NEW DELHI: The Supreme Court on Wednesday refused the Centre’s request to stay the proceedings pending before various High Courts on petitions challenging the demonetisation notification by the government and issued notice to all the petitioners on the transfer plea by it. The Centre had approached the apex court seeking transfer of all these cases to either the apex court or one of the High Courts.
However, a three-judge Bench headed by Chief Justice T S Thakur refused the Centre’s request to stay the proceedings pending before various High Courts, saying people may get immediate relief from them. “We don’t want to stay it.

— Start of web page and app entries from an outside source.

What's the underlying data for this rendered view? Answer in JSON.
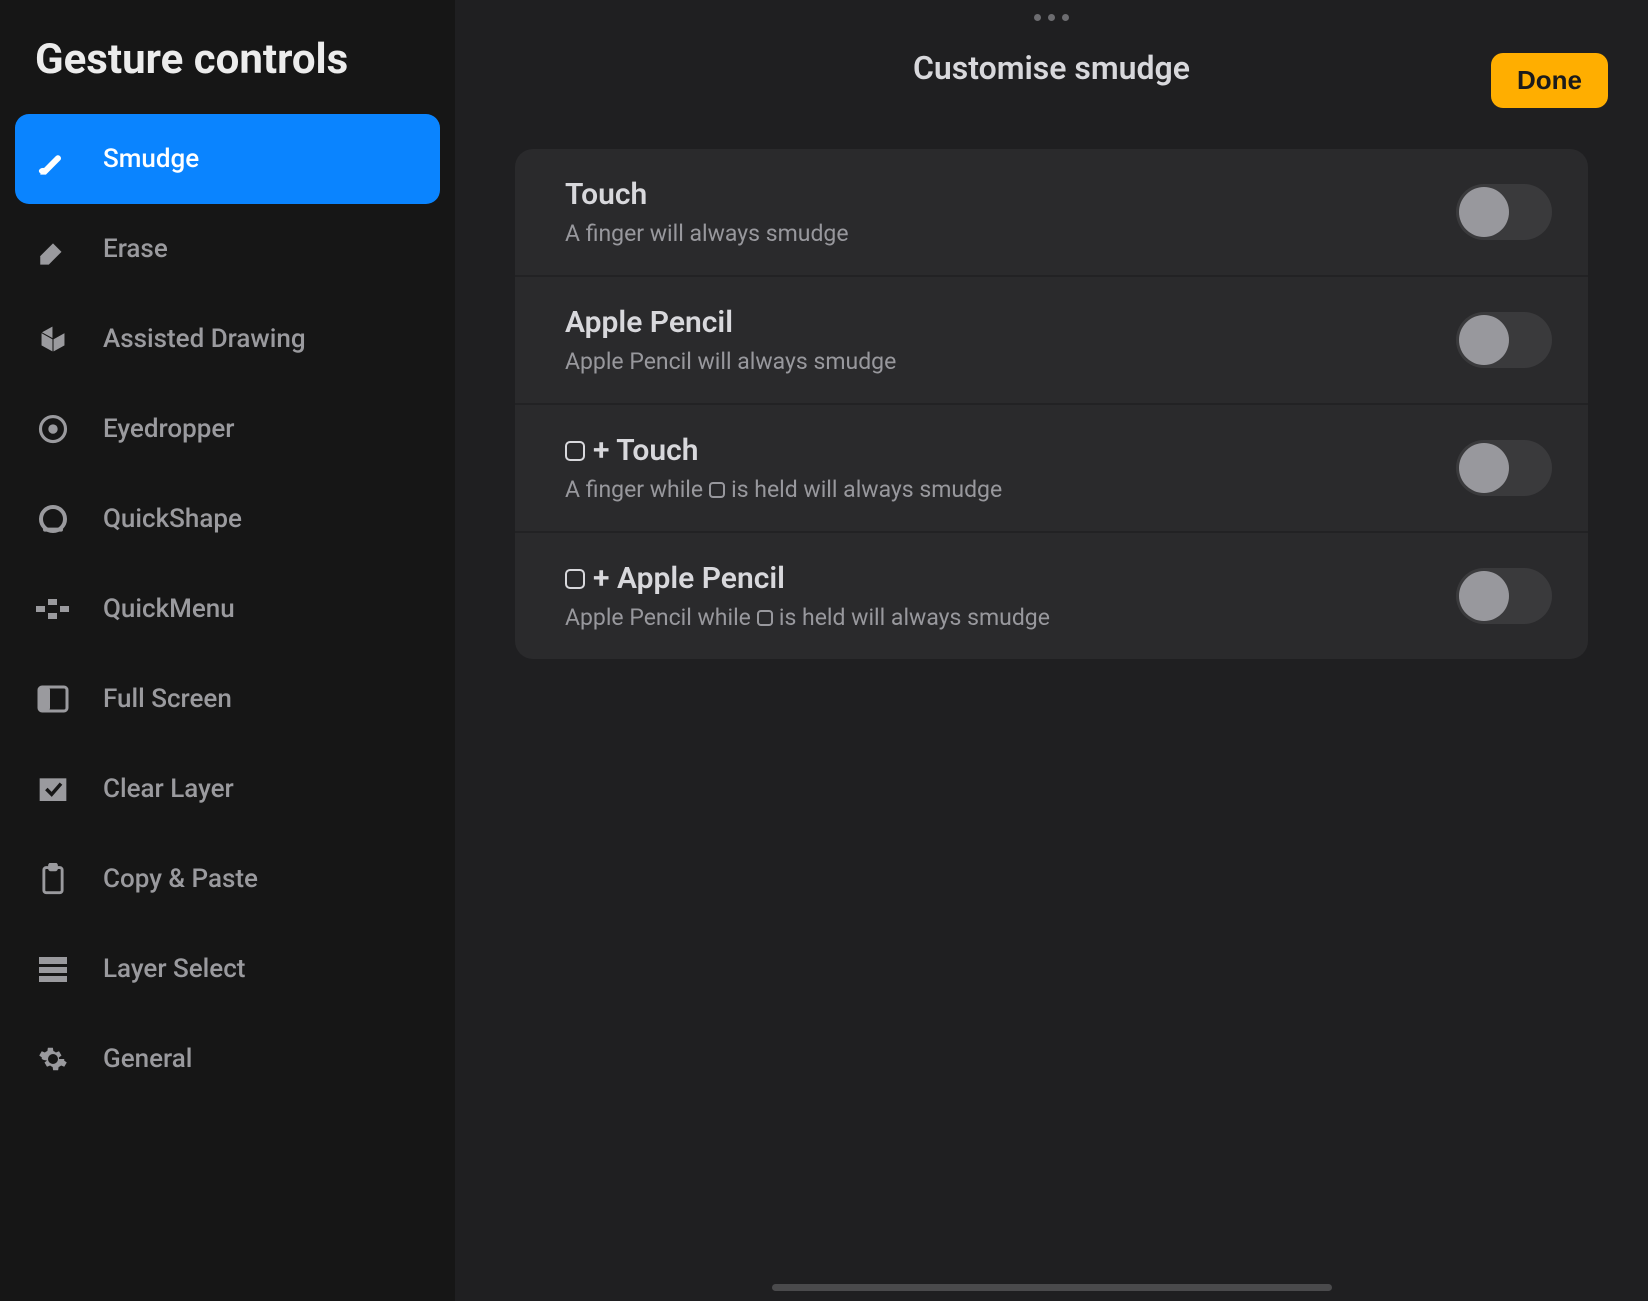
{
  "sidebar": {
    "title": "Gesture controls",
    "items": [
      {
        "label": "Smudge",
        "selected": true
      },
      {
        "label": "Erase",
        "selected": false
      },
      {
        "label": "Assisted Drawing",
        "selected": false
      },
      {
        "label": "Eyedropper",
        "selected": false
      },
      {
        "label": "QuickShape",
        "selected": false
      },
      {
        "label": "QuickMenu",
        "selected": false
      },
      {
        "label": "Full Screen",
        "selected": false
      },
      {
        "label": "Clear Layer",
        "selected": false
      },
      {
        "label": "Copy & Paste",
        "selected": false
      },
      {
        "label": "Layer Select",
        "selected": false
      },
      {
        "label": "General",
        "selected": false
      }
    ]
  },
  "header": {
    "title": "Customise smudge",
    "done_label": "Done"
  },
  "rows": [
    {
      "title_before": "Touch",
      "title_mod": false,
      "title_after": "",
      "sub_before": "A finger will always smudge",
      "sub_mod": false,
      "sub_after": "",
      "on": false
    },
    {
      "title_before": "Apple Pencil",
      "title_mod": false,
      "title_after": "",
      "sub_before": "Apple Pencil will always smudge",
      "sub_mod": false,
      "sub_after": "",
      "on": false
    },
    {
      "title_before": "",
      "title_mod": true,
      "title_after": "+ Touch",
      "sub_before": "A finger while",
      "sub_mod": true,
      "sub_after": "is held will always smudge",
      "on": false
    },
    {
      "title_before": "",
      "title_mod": true,
      "title_after": "+ Apple Pencil",
      "sub_before": "Apple Pencil while",
      "sub_mod": true,
      "sub_after": "is held will always smudge",
      "on": false
    }
  ]
}
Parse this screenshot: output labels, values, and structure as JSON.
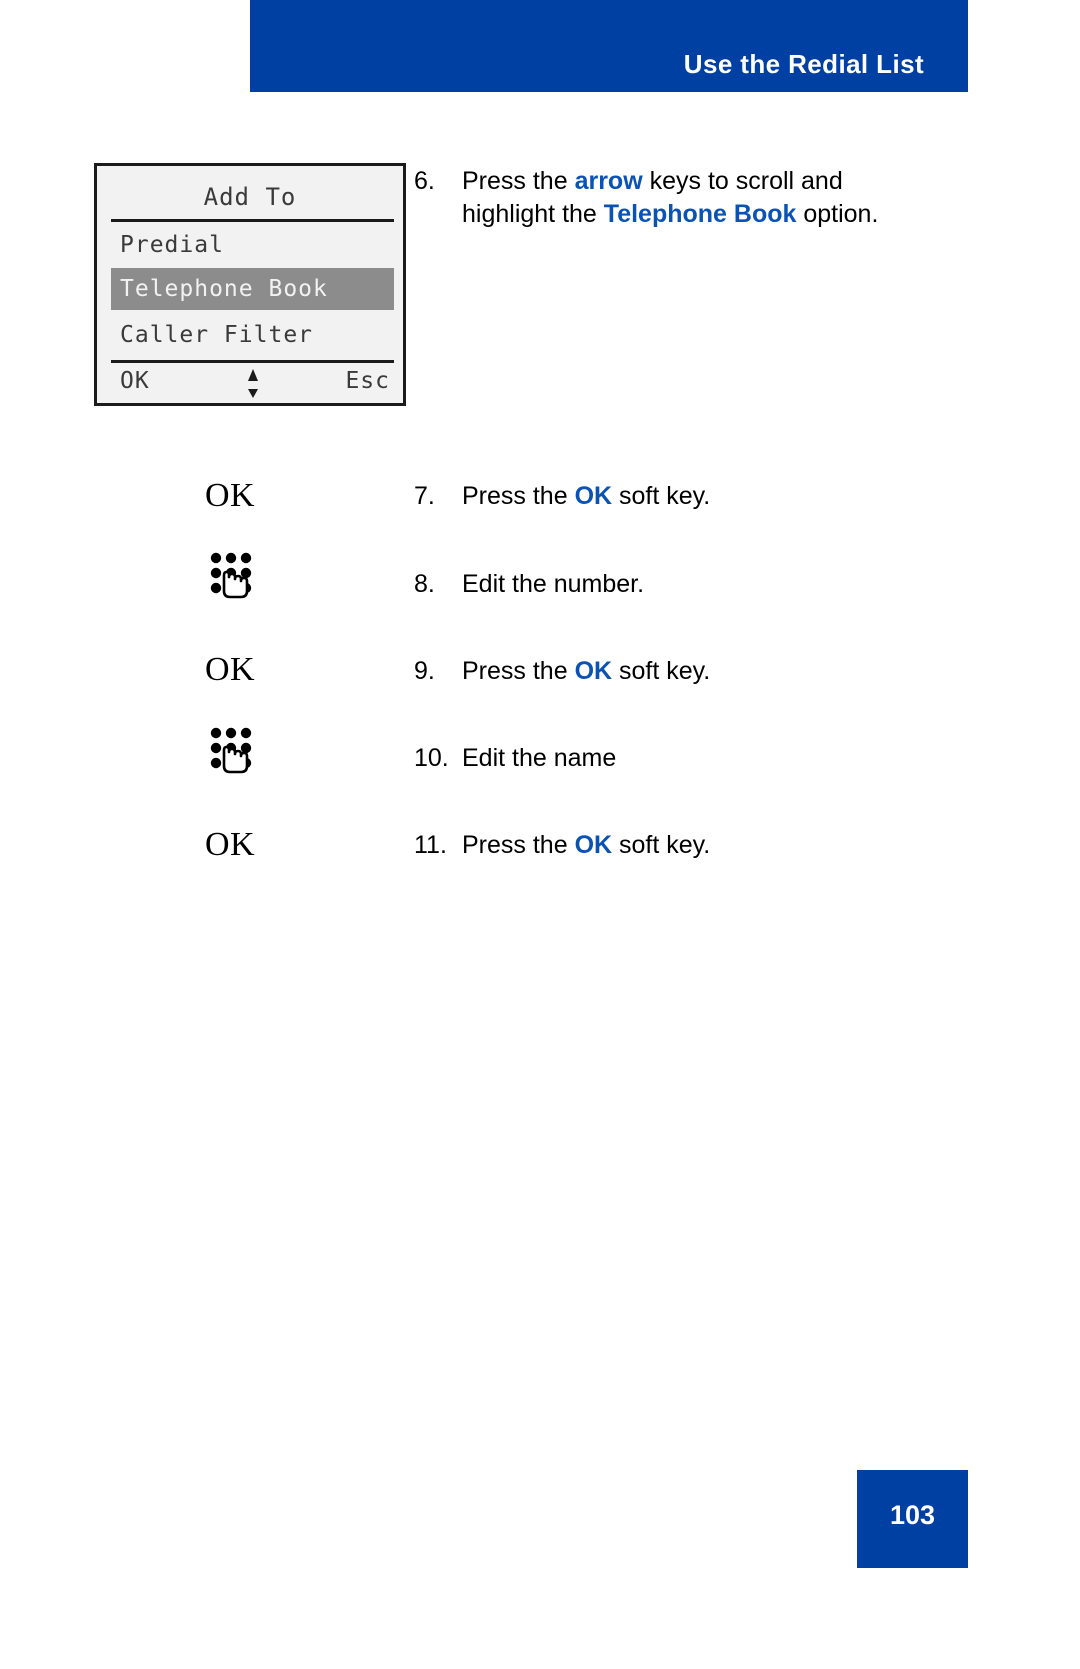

There are various issues. People may get immediate relief from the high courts,” the Bench told Attorney General Mukul Rohatgi. During the hearing, the Bench asked the AG, “We think you must have taken appropriate steps. What is the situation now? How much have you collected so far?” The AG said the situation is much better and more than Rs 6 lakh crore has been deposited so far in the banks since the demonetisation move. He said the demonetisation move was aimed at removing 70 years of ‘slush money’ and the government is monitoring the situation day-by-day and hour- by-hour. Rohatgi informed the court that the government has set up a committee which will take stock of the ground situation across the country following the demonetisation move.
The Bench has fixed the matter for December 2 and has directed the individuals who are petitioners before different High Courts to file their response on the Centre’s transfer plea by then.
Last week, the apex court had dubbed the present situation in the country as a serious issue with long queues outside banks and post offices and expressed its reservation on the Centre’s plea seeking a direction that no other court in the country entertain petitions challenging the November 8 notification demonetising Rs 1,000 and Rs 500 currency notes.
Issues that have come up before the HCs include removal of the weekly cap of Rs 24,000 on withdrawals, use of old currency notes at public utilities and ensuring sufficient cash in ATMs.